Search the entries below for the word "家用电器" and copy every line where it appears.

+++ Recorded information +++

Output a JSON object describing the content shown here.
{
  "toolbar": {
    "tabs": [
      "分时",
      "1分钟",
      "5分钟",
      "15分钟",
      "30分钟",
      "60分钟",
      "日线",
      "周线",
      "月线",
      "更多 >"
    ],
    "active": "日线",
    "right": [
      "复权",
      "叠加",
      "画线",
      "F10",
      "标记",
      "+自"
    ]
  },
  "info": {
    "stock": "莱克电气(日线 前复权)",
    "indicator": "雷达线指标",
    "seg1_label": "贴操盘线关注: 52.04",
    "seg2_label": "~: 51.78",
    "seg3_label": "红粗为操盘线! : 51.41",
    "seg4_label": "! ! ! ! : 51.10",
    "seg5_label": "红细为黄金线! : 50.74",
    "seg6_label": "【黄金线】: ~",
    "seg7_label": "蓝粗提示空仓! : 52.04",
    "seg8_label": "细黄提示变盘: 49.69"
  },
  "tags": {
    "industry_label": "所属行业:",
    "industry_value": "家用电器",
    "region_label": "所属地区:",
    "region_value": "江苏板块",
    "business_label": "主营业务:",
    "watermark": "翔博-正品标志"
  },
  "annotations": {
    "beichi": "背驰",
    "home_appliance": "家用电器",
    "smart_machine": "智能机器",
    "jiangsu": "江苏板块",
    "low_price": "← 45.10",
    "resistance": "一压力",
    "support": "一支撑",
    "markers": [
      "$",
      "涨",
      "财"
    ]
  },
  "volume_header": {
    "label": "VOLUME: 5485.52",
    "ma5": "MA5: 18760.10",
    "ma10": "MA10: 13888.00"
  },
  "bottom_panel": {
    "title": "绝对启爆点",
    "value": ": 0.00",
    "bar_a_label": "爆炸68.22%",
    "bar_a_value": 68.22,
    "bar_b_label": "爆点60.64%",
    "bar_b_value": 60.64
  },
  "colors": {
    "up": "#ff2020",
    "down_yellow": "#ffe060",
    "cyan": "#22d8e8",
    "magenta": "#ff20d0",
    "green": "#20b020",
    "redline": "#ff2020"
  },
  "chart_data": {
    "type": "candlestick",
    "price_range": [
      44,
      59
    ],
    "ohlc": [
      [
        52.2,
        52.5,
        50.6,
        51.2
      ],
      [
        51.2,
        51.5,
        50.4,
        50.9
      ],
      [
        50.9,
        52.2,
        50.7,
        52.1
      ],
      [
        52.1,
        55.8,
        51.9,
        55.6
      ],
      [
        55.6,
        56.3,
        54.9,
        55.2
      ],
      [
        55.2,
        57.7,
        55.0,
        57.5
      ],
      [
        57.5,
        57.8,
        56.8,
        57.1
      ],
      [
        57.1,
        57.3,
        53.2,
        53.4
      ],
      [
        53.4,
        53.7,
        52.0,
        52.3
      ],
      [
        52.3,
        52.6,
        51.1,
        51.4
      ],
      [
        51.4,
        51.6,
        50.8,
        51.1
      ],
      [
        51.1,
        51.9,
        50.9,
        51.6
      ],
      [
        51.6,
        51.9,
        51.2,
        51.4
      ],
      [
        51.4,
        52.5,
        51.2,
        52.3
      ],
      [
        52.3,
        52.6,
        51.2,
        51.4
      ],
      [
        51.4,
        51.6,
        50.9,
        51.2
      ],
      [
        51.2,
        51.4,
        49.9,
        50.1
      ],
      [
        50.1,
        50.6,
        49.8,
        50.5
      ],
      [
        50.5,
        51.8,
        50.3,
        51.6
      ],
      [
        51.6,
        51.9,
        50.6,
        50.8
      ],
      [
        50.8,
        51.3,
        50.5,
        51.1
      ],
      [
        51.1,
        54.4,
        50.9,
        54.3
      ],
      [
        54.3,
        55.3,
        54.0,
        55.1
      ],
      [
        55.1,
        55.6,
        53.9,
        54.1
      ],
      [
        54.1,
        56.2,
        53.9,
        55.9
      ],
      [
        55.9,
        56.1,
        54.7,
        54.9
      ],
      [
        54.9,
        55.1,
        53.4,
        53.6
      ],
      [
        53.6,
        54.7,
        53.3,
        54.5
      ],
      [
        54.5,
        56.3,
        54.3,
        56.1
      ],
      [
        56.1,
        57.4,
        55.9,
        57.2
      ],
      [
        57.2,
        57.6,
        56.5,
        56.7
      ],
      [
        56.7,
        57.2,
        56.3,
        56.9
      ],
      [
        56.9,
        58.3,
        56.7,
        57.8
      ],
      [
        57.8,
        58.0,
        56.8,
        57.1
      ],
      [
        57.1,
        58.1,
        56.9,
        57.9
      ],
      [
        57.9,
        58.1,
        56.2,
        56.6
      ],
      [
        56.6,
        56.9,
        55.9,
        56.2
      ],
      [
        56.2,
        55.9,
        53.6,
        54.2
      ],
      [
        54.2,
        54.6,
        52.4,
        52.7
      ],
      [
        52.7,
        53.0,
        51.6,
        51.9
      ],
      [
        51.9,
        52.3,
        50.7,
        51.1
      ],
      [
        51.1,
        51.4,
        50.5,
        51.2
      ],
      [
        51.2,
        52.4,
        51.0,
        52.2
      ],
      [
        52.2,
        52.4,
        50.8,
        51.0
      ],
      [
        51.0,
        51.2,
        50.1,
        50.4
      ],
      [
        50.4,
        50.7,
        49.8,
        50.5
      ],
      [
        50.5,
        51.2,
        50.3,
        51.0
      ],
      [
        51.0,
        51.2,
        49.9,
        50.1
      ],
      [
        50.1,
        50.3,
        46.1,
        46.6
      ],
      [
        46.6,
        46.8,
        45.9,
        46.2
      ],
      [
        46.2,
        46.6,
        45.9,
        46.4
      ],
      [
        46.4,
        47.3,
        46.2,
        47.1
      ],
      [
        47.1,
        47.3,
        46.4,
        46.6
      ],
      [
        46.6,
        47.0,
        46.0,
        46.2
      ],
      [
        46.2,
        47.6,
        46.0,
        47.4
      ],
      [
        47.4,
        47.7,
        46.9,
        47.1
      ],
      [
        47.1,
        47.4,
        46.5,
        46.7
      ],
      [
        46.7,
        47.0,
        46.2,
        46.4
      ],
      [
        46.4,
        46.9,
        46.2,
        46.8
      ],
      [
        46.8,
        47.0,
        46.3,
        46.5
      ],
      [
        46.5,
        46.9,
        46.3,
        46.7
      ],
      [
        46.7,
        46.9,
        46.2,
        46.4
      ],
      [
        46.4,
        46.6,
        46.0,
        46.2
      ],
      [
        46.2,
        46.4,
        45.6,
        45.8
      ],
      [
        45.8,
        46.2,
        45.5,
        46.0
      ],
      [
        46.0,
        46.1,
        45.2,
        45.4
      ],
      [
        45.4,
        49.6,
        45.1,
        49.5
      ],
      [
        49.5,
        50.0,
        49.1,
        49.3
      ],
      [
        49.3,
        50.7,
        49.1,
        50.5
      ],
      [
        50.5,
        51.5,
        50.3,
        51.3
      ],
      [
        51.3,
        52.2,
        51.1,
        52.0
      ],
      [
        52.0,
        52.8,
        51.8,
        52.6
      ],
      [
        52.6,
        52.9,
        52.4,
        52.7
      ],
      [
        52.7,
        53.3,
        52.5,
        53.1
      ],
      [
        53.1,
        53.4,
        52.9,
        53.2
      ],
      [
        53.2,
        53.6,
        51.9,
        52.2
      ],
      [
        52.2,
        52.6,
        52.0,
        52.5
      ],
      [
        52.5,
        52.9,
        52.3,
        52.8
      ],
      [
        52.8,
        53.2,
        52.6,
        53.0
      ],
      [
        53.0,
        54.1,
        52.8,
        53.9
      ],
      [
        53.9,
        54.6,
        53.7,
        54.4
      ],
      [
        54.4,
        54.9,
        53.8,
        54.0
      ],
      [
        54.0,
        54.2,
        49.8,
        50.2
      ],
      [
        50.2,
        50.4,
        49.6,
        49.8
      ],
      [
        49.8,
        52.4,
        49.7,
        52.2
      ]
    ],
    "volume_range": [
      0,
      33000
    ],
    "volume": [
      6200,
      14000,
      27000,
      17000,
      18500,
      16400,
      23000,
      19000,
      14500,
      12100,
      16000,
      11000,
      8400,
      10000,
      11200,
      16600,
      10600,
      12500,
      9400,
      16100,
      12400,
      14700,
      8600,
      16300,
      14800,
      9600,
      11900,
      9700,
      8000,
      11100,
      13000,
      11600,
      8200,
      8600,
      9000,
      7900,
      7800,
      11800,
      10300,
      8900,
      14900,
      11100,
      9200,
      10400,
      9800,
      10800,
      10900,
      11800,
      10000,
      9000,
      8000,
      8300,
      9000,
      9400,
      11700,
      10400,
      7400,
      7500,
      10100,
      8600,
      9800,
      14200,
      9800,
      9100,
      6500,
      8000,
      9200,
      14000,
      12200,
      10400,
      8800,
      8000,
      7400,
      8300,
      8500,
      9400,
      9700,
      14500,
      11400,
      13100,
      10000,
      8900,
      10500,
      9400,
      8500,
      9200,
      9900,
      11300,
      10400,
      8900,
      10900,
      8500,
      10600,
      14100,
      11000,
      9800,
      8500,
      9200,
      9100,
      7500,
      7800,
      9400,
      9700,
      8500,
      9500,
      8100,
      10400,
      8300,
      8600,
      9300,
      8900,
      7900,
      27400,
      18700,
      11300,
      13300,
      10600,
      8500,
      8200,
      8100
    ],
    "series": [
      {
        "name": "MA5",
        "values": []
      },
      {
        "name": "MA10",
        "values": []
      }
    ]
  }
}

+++

Solution for this task
    "industry_value": "家用电器",
    "home_appliance": "家用电器",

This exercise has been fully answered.